                CS: I think India’s burgeoning “under 35″ population is going to have less tolerance for injustice in society and corruption in government and organizations. It will also have higher demands in terms of job opportunities, healthcare, and access to consumer products.

                SAI: You have an impressive lineup of speakers. What will students take away from this conference?

                CS: The India Conference at Harvard attracts over 80 speakers including Kiran Bedi, Sajjan Jindal, Rahul Bose, and Shivshankar Menon, and over 600 attendees. It is a great opportunity to network with India-focused individuals in your industry of interest. There will be networking lunches and a cocktail reception.


                Learn more and buy tickets:

                  Summer Program: Mobile Technology and Big Data in India (New Deadline)

                  Use of Mobile Technology to Change Societies in India

                  Summer Program, 2015

                  The use of mobile technology is ubiquitous and fills the gap of information, communications, and access to social services for large populations. These technological devices are proving to be a powerful tool not just to promote economic growth in emerging markets, but to restructure societies and social relationships. India ranks second after China in the mobile phone market. Approximately 76% of the 1.25 billion people have access to mobile phones in India, and thus this device has huge potential to favorably impact the lives of many.

                  The program for Harvard undergraduate students, located in India, provides an opportunity to examine the use of mobile technology to deliver services in the areas of education, health, agriculture, and banking. Students will be given a background into the landscape of mobile technology in India, and be introduced to an analytic framework based on three major components – the technology itself, regulations and policy around the use of technology, and the individual users of the technology. Equipped with this background, students will conduct observations and interviews with those utilizing the technology and with those who are served by the technology.

                  This 8 week program will take place Ahmedabad, Bangalore, and Delhi, hotspots for mobile technology innovation and policy.


                  Tarun Khanna, Director of the Harvard South Asia Institute; Jorge Paulo Lemann Professor, HBS
                  JP Onnela, Assistant Professor, Department of Biostatistics, HSPH
                  Satchit Balsari, Fellow, Harvard Humanitarian Initiative

                  Please note this program is only open to Harvard undergraduate students. 

                  The application materials are due Monday, February 28, 2015 (new deadline).
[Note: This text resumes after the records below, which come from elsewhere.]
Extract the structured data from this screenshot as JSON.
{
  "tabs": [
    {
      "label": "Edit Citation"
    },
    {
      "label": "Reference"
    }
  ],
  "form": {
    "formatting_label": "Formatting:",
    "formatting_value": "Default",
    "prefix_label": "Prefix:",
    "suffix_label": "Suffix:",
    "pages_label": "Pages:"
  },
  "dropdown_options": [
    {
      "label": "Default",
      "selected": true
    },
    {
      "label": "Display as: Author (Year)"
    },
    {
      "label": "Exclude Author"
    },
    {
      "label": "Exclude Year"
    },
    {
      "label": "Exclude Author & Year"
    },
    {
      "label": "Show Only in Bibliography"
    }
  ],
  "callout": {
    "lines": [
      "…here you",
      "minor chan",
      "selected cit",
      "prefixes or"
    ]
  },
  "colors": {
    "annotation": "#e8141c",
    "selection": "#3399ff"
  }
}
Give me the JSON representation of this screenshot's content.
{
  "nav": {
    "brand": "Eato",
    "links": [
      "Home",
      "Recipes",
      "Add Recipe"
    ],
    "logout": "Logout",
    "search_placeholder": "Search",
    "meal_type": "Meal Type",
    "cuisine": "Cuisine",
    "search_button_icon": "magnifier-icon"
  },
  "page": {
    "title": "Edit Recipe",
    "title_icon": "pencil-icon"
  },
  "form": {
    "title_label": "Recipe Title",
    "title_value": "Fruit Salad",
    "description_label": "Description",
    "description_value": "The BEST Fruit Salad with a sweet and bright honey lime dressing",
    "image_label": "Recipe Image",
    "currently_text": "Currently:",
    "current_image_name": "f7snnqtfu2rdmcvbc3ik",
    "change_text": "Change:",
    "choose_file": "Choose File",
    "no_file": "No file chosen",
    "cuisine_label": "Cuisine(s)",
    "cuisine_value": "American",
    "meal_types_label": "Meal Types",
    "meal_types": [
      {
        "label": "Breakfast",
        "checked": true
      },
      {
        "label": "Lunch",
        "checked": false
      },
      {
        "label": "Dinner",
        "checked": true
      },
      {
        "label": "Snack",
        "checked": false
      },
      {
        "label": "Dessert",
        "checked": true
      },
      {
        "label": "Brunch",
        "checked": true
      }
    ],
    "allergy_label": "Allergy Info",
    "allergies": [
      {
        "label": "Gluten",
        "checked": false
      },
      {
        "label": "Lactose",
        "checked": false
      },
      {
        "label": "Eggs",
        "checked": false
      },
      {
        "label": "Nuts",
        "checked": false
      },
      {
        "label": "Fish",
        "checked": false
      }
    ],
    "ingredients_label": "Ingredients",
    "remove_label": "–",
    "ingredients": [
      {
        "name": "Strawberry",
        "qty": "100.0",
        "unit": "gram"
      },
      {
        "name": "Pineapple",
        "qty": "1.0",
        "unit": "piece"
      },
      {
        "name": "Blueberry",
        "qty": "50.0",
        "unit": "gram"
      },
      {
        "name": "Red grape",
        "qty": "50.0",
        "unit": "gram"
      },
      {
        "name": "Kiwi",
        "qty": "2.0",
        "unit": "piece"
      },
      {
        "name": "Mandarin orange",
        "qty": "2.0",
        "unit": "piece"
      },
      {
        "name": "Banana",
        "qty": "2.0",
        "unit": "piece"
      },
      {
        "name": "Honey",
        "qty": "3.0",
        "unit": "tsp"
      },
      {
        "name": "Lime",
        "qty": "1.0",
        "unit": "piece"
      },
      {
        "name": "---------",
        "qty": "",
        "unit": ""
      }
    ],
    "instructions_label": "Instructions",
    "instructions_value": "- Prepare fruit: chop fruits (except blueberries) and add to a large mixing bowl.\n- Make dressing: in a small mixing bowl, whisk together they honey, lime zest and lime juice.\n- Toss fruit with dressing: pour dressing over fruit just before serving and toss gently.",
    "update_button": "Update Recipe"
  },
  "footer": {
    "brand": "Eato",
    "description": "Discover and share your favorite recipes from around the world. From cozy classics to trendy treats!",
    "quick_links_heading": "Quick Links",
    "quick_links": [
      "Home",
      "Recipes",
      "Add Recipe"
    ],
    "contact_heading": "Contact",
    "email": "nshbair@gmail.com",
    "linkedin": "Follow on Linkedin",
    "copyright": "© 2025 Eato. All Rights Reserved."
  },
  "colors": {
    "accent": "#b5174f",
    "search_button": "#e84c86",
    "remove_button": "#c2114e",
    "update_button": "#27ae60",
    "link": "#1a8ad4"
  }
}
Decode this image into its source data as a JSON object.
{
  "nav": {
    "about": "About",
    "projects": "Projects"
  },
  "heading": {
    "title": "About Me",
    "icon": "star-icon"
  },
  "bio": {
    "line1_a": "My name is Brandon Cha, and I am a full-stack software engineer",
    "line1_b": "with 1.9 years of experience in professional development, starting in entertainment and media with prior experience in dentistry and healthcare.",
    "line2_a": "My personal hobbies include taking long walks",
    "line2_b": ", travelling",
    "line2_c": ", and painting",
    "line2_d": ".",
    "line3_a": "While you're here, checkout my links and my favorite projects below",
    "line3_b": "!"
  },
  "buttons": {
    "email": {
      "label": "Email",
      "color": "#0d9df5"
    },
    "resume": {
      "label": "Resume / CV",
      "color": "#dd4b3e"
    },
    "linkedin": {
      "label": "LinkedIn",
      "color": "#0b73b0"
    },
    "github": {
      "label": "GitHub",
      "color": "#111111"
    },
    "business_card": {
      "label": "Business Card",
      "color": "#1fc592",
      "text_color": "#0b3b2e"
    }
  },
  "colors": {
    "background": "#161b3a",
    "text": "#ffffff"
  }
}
                  a)     Cover Sheet (click here)
                  b)    Statement of purpose describing your rationale for pursuing this project (750 words)
                  c)    Current one-page resume
                  d)    Transcript (Student Record is accepted)

                  The above materials should be emailed to Nora Maginn,

                  e)    Two confidential letters of recommendation to be submitted directly by recommender as PDF attachments to Nora Maginn,

                  Sample budget for Students

                  Learn more about SAI’s Mobile Technology project.

                    International Photo Contest Winners

                    Congratulations to Gillian Slee, Harvard College ’16, and Sara Melissa Theiss, Harvard College ’15, who were chosen by SAI as winners for the Office of International Education’s Annual International Photo Contest. Each year, undergraduates submit photos from their summer travels around the world, whether from study programs, grants, or internships, and SAI selects winners for photos from South Asia.

                    View past winners.

                    First Place: “Jeweled Intensity” by Gillian Slee, Harvard College ’16, taken in Jaipur, India






























                    Runner up: “Woman Making Pot of Food” by Sara Melissa Theiss, Harvard College ’15, taken in Sitapur, India